* WHAT IS BEING ASKED
Leave out the pictures and output the data verbatim.
━━ RECORDS
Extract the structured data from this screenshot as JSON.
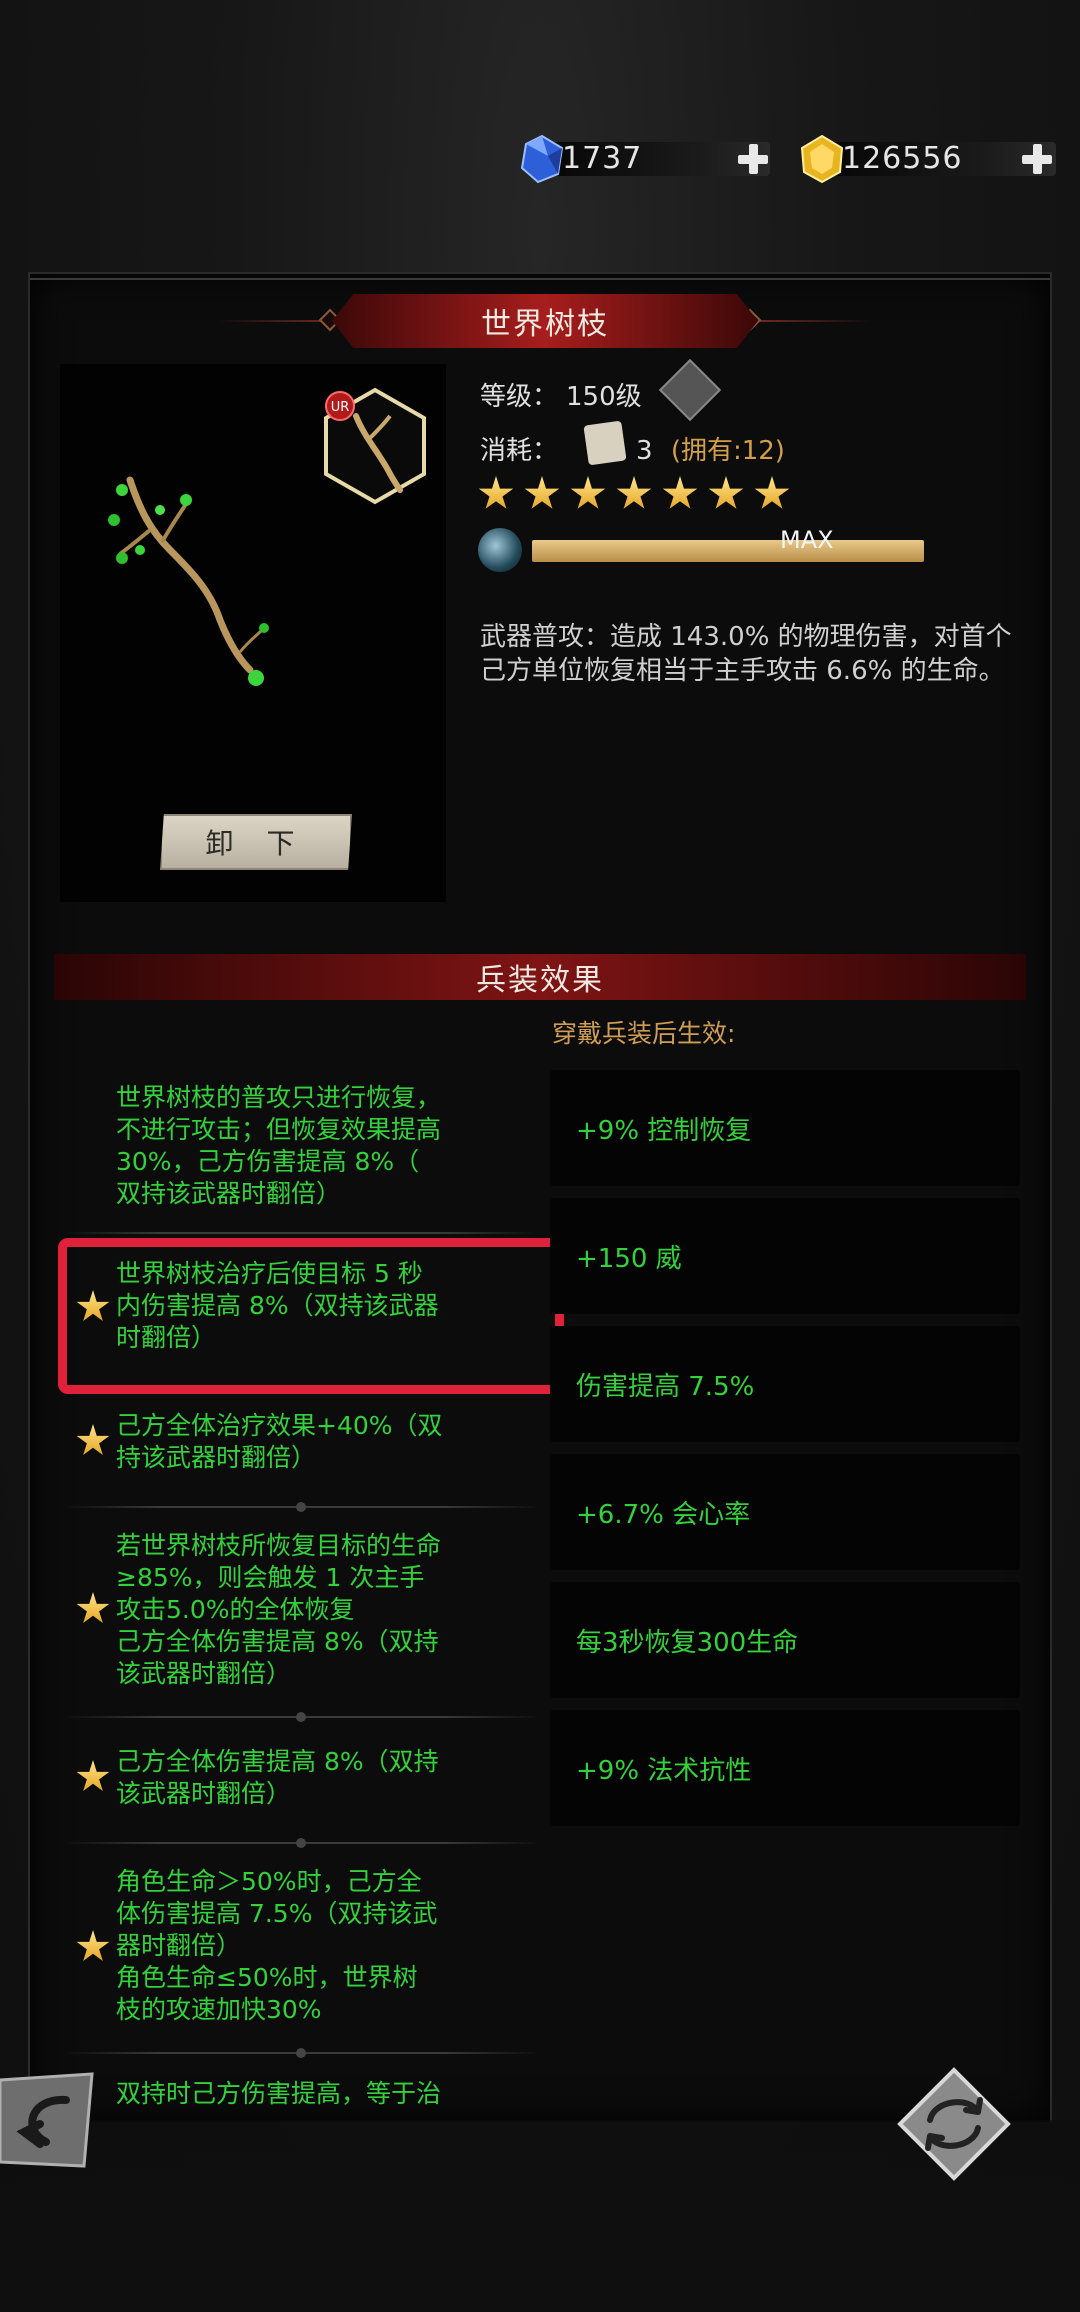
{
  "currency": {
    "gems": "1737",
    "gold": "126556"
  },
  "item": {
    "title": "世界树枝",
    "level_label": "等级：",
    "level_value": "150级",
    "cost_label": "消耗：",
    "cost_count": "3",
    "cost_owned": "(拥有:12)",
    "stars": 7,
    "exp_text": "MAX",
    "exp_progress": 1.0,
    "unload_label": "卸 下",
    "badge": "UR",
    "description": "武器普攻：造成 143.0% 的物理伤害，对首个己方单位恢复相当于主手攻击 6.6% 的生命。"
  },
  "effects": {
    "header": "兵装效果",
    "wear_note": "穿戴兵装后生效:",
    "list": [
      {
        "text_lines": [
          "世界树枝的普攻只进行恢复，",
          "不进行攻击；但恢复效果提高",
          "30%，己方伤害提高 8%（",
          "双持该武器时翻倍）"
        ],
        "starred": false
      },
      {
        "text_lines": [
          "世界树枝治疗后使目标 5 秒",
          "内伤害提高 8%（双持该武器",
          "时翻倍）"
        ],
        "starred": true
      },
      {
        "text_lines": [
          "己方全体治疗效果+40%（双",
          "持该武器时翻倍）"
        ],
        "starred": true
      },
      {
        "text_lines": [
          "若世界树枝所恢复目标的生命",
          "≥85%，则会触发 1 次主手",
          "攻击5.0%的全体恢复",
          "己方全体伤害提高 8%（双持",
          "该武器时翻倍）"
        ],
        "starred": true
      },
      {
        "text_lines": [
          "己方全体伤害提高 8%（双持",
          "该武器时翻倍）"
        ],
        "starred": true
      },
      {
        "text_lines": [
          "角色生命＞50%时，己方全",
          "体伤害提高 7.5%（双持该武",
          "器时翻倍）",
          "角色生命≤50%时，世界树",
          "枝的攻速加快30%"
        ],
        "starred": true
      },
      {
        "text_lines": [
          "双持时己方伤害提高，等于治"
        ],
        "starred": false
      }
    ],
    "stats": [
      "+9% 控制恢复",
      "+150 威",
      "伤害提高 7.5%",
      "+6.7% 会心率",
      "每3秒恢复300生命",
      "+9% 法术抗性"
    ]
  },
  "colors": {
    "effect_green": "#34d13c",
    "title_red": "#a81d1d",
    "highlight": "#e0213a",
    "owned_gold": "#d2a048"
  }
}
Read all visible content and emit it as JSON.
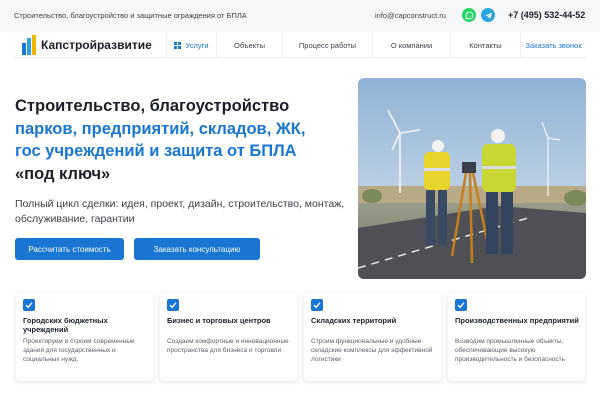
{
  "topbar": {
    "tagline": "Строительство, благоустройство и защитные ограждения от БПЛА",
    "email": "info@capconstruct.ru",
    "whatsapp_icon": "whatsapp-icon",
    "telegram_icon": "telegram-icon",
    "phone": "+7 (495) 532-44-52"
  },
  "nav": {
    "logo": "Капстройразвитие",
    "items": [
      {
        "label": "Услуги",
        "active": true
      },
      {
        "label": "Объекты"
      },
      {
        "label": "Процесс работы"
      },
      {
        "label": "О компании"
      },
      {
        "label": "Контакты"
      }
    ],
    "cta": "Заказать звонок"
  },
  "hero": {
    "title_line1": "Строительство, благоустройство",
    "title_line2": "парков, предприятий, складов, ЖК,",
    "title_line3": "гос учреждений и защита от БПЛА",
    "title_line4": "«под ключ»",
    "subtitle": "Полный цикл сделки: идея, проект, дизайн, строительство, монтаж, обслуживание, гарантии",
    "btn_calc": "Рассчитать стоимость",
    "btn_consult": "Заказать консультацию"
  },
  "cards": [
    {
      "title": "Городских бюджетных учреждений",
      "desc": "Проектируем и строим современные здания для государственных и социальных нужд."
    },
    {
      "title": "Бизнес и торговых центров",
      "desc": "Создаем комфортные и инновационные пространства для бизнеса и торговли"
    },
    {
      "title": "Складских территорий",
      "desc": "Строим функциональные и удобные складские комплексы для эффективной логистики"
    },
    {
      "title": "Производственных предприятий",
      "desc": "Возводим промышленные объекты, обеспечивающие высокую производительность и безопасность"
    }
  ],
  "colors": {
    "accent": "#1976d2",
    "whatsapp": "#25d366",
    "telegram": "#2aa3dd"
  }
}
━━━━
* REPLY TO THE TASK
Extract the structured data from this screenshot as JSON.
{
  "currency": {
    "gems": "1737",
    "gold": "126556"
  },
  "item": {
    "title": "世界树枝",
    "level_label": "等级：",
    "level_value": "150级",
    "cost_label": "消耗：",
    "cost_count": "3",
    "cost_owned": "(拥有:12)",
    "stars": 7,
    "exp_text": "MAX",
    "exp_progress": 1.0,
    "unload_label": "卸 下",
    "badge": "UR",
    "description": "武器普攻：造成 143.0% 的物理伤害，对首个己方单位恢复相当于主手攻击 6.6% 的生命。"
  },
  "effects": {
    "header": "兵装效果",
    "wear_note": "穿戴兵装后生效:",
    "list": [
      {
        "text_lines": [
          "世界树枝的普攻只进行恢复，",
          "不进行攻击；但恢复效果提高",
          "30%，己方伤害提高 8%（",
          "双持该武器时翻倍）"
        ],
        "starred": false
      },
      {
        "text_lines": [
          "世界树枝治疗后使目标 5 秒",
          "内伤害提高 8%（双持该武器",
          "时翻倍）"
        ],
        "starred": true
      },
      {
        "text_lines": [
          "己方全体治疗效果+40%（双",
          "持该武器时翻倍）"
        ],
        "starred": true
      },
      {
        "text_lines": [
          "若世界树枝所恢复目标的生命",
          "≥85%，则会触发 1 次主手",
          "攻击5.0%的全体恢复",
          "己方全体伤害提高 8%（双持",
          "该武器时翻倍）"
        ],
        "starred": true
      },
      {
        "text_lines": [
          "己方全体伤害提高 8%（双持",
          "该武器时翻倍）"
        ],
        "starred": true
      },
      {
        "text_lines": [
          "角色生命＞50%时，己方全",
          "体伤害提高 7.5%（双持该武",
          "器时翻倍）",
          "角色生命≤50%时，世界树",
          "枝的攻速加快30%"
        ],
        "starred": true
      },
      {
        "text_lines": [
          "双持时己方伤害提高，等于治"
        ],
        "starred": false
      }
    ],
    "stats": [
      "+9% 控制恢复",
      "+150 威",
      "伤害提高 7.5%",
      "+6.7% 会心率",
      "每3秒恢复300生命",
      "+9% 法术抗性"
    ]
  },
  "colors": {
    "effect_green": "#34d13c",
    "title_red": "#a81d1d",
    "highlight": "#e0213a",
    "owned_gold": "#d2a048"
  }
}
Read all visible content and emit it as JSON.
{
  "topbar": {
    "tagline": "Строительство, благоустройство и защитные ограждения от БПЛА",
    "email": "info@capconstruct.ru",
    "whatsapp_icon": "whatsapp-icon",
    "telegram_icon": "telegram-icon",
    "phone": "+7 (495) 532-44-52"
  },
  "nav": {
    "logo": "Капстройразвитие",
    "items": [
      {
        "label": "Услуги",
        "active": true
      },
      {
        "label": "Объекты"
      },
      {
        "label": "Процесс работы"
      },
      {
        "label": "О компании"
      },
      {
        "label": "Контакты"
      }
    ],
    "cta": "Заказать звонок"
  },
  "hero": {
    "title_line1": "Строительство, благоустройство",
    "title_line2": "парков, предприятий, складов, ЖК,",
    "title_line3": "гос учреждений и защита от БПЛА",
    "title_line4": "«под ключ»",
    "subtitle": "Полный цикл сделки: идея, проект, дизайн, строительство, монтаж, обслуживание, гарантии",
    "btn_calc": "Рассчитать стоимость",
    "btn_consult": "Заказать консультацию"
  },
  "cards": [
    {
      "title": "Городских бюджетных учреждений",
      "desc": "Проектируем и строим современные здания для государственных и социальных нужд."
    },
    {
      "title": "Бизнес и торговых центров",
      "desc": "Создаем комфортные и инновационные пространства для бизнеса и торговли"
    },
    {
      "title": "Складских территорий",
      "desc": "Строим функциональные и удобные складские комплексы для эффективной логистики"
    },
    {
      "title": "Производственных предприятий",
      "desc": "Возводим промышленные объекты, обеспечивающие высокую производительность и безопасность"
    }
  ],
  "colors": {
    "accent": "#1976d2",
    "whatsapp": "#25d366",
    "telegram": "#2aa3dd"
  }
}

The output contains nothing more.